Translated with the help of Lucie Battaglia. Thank you Lucie!

Learn more about sustainability in textile Subscribe to our Newsletter

Oh no, there is a hole in my linen pants! Now, should I throw these away? Should I do nothing and let the hole grow over time? Is it possible to fix it? Yes! And it’s easy when you know how to do it, but what if you have never repaired clothing before? Ironically, I work with a company that makes clothing, yet I do not know how to repair a small hole. In fact, I am the only person in the company who doesn’t know how to sew. I could very well ask my colleagues, but not everyone has access to this expertise. And for the purpose of the article, I‘m on my own.

Well, I do have a little experience. I have awkwardly sewed buttons before, but they stayed on. Also, last fall, following an attempted leap out of a moving vehicle, I had to repair a small hole in my hemp jeans. But it wasn’t very well done… This time, I’ll try to do something professional to make it both practical and aesthetic.

A good part of sustainable consumption is determined during the purchase of clothing. The fibres, dyes, prints, or country of origin all have an impact on the environmental footprint of a garment. Thereby, the other part is indirectly linked to the garment lifecycle. The longer one uses his or her clothing, the less he or she buys new pieces, the smaller the environmental impact. A piece of clothing will last longer or shorter depending on the use that is made of it, how it’s washed and how it’s looked after. So, I made a hole in my pants. It’s a shame, but that’s life. In a sustainable development perspective, I’ll do my best to make the pants last as long as possible.

Fil et aiguille1. Find the right tools

The first step is to find needles and thread. In my case, it was very easy. Our workshop is filled with needles and threads. But everyone can easily find sewing kits at big retail stores or online at very affordable prices (under $10).

 

2. Learn

Next, develop the necessary expertise. More and more, when I’m looking for a way to do something I’ve never done, I try to find a video tutorial. There is a growing number of videos on the Internet that show how to do all sorts of things. And I just find that easier than going through an owner’s manual or how-to articles. For me, the best way to learn is through imitation and seeing someone else perform the task. Recently, a company that provides instructive videos on repairing clothing for beginners has contacted us to share their video. You can check out their website and watch their videos (in French) on the Gaia & Dubos website. But there are tonnes of videos about repairing clothes.

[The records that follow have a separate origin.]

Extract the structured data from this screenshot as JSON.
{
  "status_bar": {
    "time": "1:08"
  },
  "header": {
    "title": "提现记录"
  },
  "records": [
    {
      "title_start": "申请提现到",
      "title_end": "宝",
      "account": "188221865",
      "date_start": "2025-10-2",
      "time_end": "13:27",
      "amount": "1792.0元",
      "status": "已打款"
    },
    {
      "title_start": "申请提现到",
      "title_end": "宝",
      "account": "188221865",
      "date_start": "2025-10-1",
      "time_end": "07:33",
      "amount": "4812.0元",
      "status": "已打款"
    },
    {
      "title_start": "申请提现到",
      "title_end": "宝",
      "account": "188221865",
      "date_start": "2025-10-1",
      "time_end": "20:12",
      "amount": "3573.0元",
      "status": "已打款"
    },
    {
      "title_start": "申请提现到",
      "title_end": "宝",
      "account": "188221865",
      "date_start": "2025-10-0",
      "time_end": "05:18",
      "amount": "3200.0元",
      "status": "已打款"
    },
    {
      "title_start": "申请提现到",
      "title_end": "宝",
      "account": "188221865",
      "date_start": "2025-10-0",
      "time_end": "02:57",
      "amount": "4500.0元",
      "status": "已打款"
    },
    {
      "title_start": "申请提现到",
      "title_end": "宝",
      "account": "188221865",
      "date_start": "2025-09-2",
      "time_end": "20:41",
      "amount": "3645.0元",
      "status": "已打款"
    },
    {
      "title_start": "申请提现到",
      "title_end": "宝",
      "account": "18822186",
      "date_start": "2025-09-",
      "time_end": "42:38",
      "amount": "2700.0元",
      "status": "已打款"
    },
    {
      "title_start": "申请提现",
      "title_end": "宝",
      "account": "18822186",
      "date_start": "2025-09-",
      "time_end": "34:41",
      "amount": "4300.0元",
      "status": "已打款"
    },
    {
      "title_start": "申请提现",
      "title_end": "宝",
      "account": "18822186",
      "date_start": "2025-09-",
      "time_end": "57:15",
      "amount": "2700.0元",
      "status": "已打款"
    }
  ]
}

Just type fix holes in pants on YouTube.

Apprenez à réparer vos vêtements

3. Do it

Comment réparer déchirure de pentalonThe third step is to put knowledge into practice. I performed my repair at the same time as I watched the video. If it goes too fast, I just pause the video. It did not take much time (5 minutes). The end result is not perfect, as I could have chosen a darker thread (like the colour of the pants) and there is a loop somewhere. But for me, as they say, “it does the trick.”

 

 

 

To conclude this repair experience, it’s not really the result that counts, but the gesture. It’s a small gesture, but every little bit helps and builds up. The combination of several small actions by many individuals will eventually make a difference.

About the author Ugo Dutil: I grew up at the ecovillage “La Cite Ecologique” from 1 to 11. I decided to go back and live there when I was 25 years old. I like this way of life that allows us to prioritize human relationships over material possessions. I’ve been working with Respecterre since 2013. Voluntary simplicity and responsible consumption, especially in textiles, fascinates me.

Learn more about sustainability in textile Subscribe to our Newsletter

Comment réparer un trou dans son pantalon